First, some background: In 2004, NYC passed the Childhood Lead Poisoning Prevention Act, which requires that landlords test for, and remove, lead-based paint if the units they oversee were built before 1960, the year the use of such paint in residences was outlawed. The worry is that kids living in these older apartments may ingest dust and chips from lead paint, which has a sweet flavor but a hazardous effect; exposure to lead can cause permanent developmental delays, as well as kidney damage, delayed growth, and a host of other side effects, which is why pediatricians conduct annual tests in patients under three to check for lead in their blood.

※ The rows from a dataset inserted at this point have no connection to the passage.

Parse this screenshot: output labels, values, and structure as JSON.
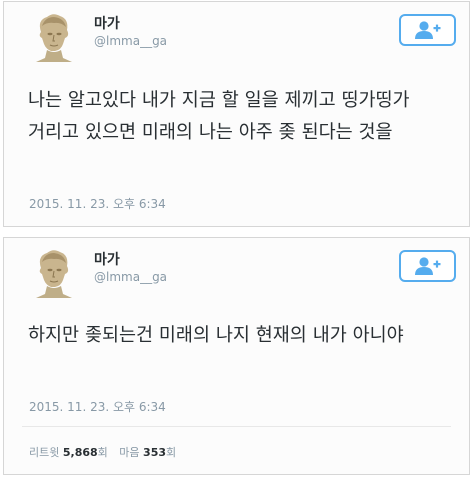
{
  "tweets": [
    {
      "author": {
        "name": "마가",
        "handle": "@lmma__ga",
        "avatar_icon": "marble-bust-avatar"
      },
      "follow_icon": "add-user-icon",
      "text": "나는 알고있다 내가 지금 할 일을 제끼고 띵가띵가 거리고 있으면 미래의 나는 아주 좆 된다는 것을",
      "timestamp": "2015. 11. 23. 오후 6:34"
    },
    {
      "author": {
        "name": "마가",
        "handle": "@lmma__ga",
        "avatar_icon": "marble-bust-avatar"
      },
      "follow_icon": "add-user-icon",
      "text": "하지만 좆되는건 미래의 나지 현재의 내가 아니야",
      "timestamp": "2015. 11. 23. 오후 6:34",
      "stats": {
        "retweets_label": "리트윗",
        "retweets_count": "5,868",
        "retweets_unit": "회",
        "likes_label": "마음",
        "likes_count": "353",
        "likes_unit": "회"
      }
    }
  ],
  "colors": {
    "accent": "#55acee",
    "text": "#292f33",
    "muted": "#8899a6"
  }
}
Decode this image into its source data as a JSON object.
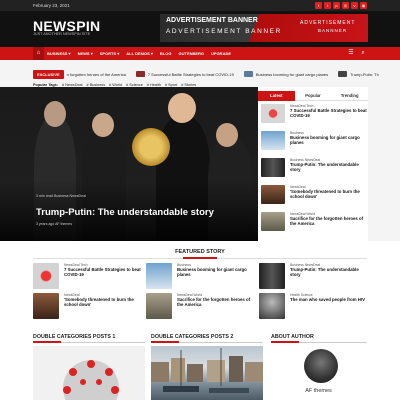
{
  "topbar": {
    "date": "February 23, 2021",
    "social_icons": [
      "facebook-icon",
      "twitter-icon",
      "pinterest-icon",
      "instagram-icon",
      "vimeo-icon",
      "rss-icon"
    ]
  },
  "header": {
    "logo": "NEWSPIN",
    "tagline": "JUST ANOTHER NEWSPIN SITE"
  },
  "ad": {
    "left_line1": "ADVERTISEMENT BANNER",
    "left_line2": "ADVERTISEMENT BANNER",
    "right_line1": "ADVERTISEMENT",
    "right_line2": "BANNNER"
  },
  "nav": {
    "items": [
      "BUSINESS ▾",
      "NEWS ▾",
      "SPORTS ▾",
      "ALL DEMOS ▾",
      "BLOG",
      "GUTENBERG",
      "UPGRADE"
    ]
  },
  "ticker": {
    "label": "EXCLUSIVE",
    "items": [
      "n forgotten heroes of the America",
      "7 Successful Battle Strategies to beat COVID-19",
      "Business booming for giant cargo planes",
      "Trump-Putin: Th"
    ]
  },
  "popular": {
    "label": "Popular Tags:",
    "tags": [
      "# NewsDeal",
      "# Business",
      "# World",
      "# Science",
      "# Health",
      "# Sport",
      "# Stories"
    ]
  },
  "hero": {
    "tags": "3 min read   Business   NewsDeal",
    "title": "Trump-Putin: The understandable story",
    "meta": "3 years ago   AF themes"
  },
  "sidebar": {
    "tabs": [
      "Latest",
      "Popular",
      "Trending"
    ],
    "items": [
      {
        "cat": "NewsDeal   Tech",
        "title": "7 Successful Battle Strategies to beat COVID-19"
      },
      {
        "cat": "Business",
        "title": "Business booming for giant cargo planes"
      },
      {
        "cat": "Business   NewsDeal",
        "title": "Trump-Putin: The understandable story"
      },
      {
        "cat": "NewsDeal",
        "title": "'Somebody threatened to burn the school down'"
      },
      {
        "cat": "NewsDeal   World",
        "title": "Sacrifice for the forgotten heroes of the America"
      }
    ]
  },
  "featured": {
    "heading": "FEATURED STORY",
    "items": [
      {
        "cat": "NewsDeal   Tech",
        "title": "7 Successful Battle Strategies to beat COVID-19"
      },
      {
        "cat": "Business",
        "title": "Business booming for giant cargo planes"
      },
      {
        "cat": "Business   NewsDeal",
        "title": "Trump-Putin: The understandable story"
      },
      {
        "cat": "NewsDeal",
        "title": "'Somebody threatened to burn the school down'"
      },
      {
        "cat": "NewsDeal   World",
        "title": "Sacrifice for the forgotten heroes of the America"
      },
      {
        "cat": "Health   Science",
        "title": "The man who saved people from HIV"
      }
    ]
  },
  "sections": {
    "dc1": "DOUBLE CATEGORIES POSTS 1",
    "dc2": "DOUBLE CATEGORIES POSTS 2",
    "about": "ABOUT AUTHOR"
  },
  "author": {
    "name": "AF themes"
  },
  "colors": {
    "accent": "#cc1414",
    "dark": "#111111"
  }
}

According to the investigation, the 2004 law, along with the blood tests, has led to a significant drop in instances of lead poisoning throughout the city. But the problem hasn’t vanished by any means, and last year, there were over 800 new reported cases, primarily in low-income neighborhoods. The city’s Department of Housing Preservation and Development issues violations to landlords with properties that have been found to contain lead paint, but in some cases, the discovery—and the fines—comes too late. One child featured in the investigation was found with significantly elevated amounts of lead in her blood. The damage was done: She has suffered cognitive delays and has been classified as having special needs. 

Furthermore, some landlords are slow to act even after being hit with a violation: the report suggests that the high cost of removing paint acts a disincentive for some, and HPD lacks the necessary staff to take unresponsive landlords to court, which means that the issue often takes far too long to be resolved.  This negligence is dire enough that Montefiore Hospital offers temporary residences where families can stay if their homes are too dangerous for children.

The WNYC/HuffPost story includes a map of lead paint violations throughout the city, which reveals that the neighborhoods with the most citations are frequently ones with the highest rates of poverty, as well, including parts of the South Bronx, Washington Heights, and Flatbush. Read more about it here

Meantime, be sure to educate yourself on your rights as a tenant. If you live in a pre-1960 building, report peeling paint to landlords or the city’s 311 hotline. NYC.gov offers resources on lead poisoning prevention, as well as instructions for landlords and day care operators to remove paint, and the Mayo Clinic identifies a list of lead poisoning symptoms here.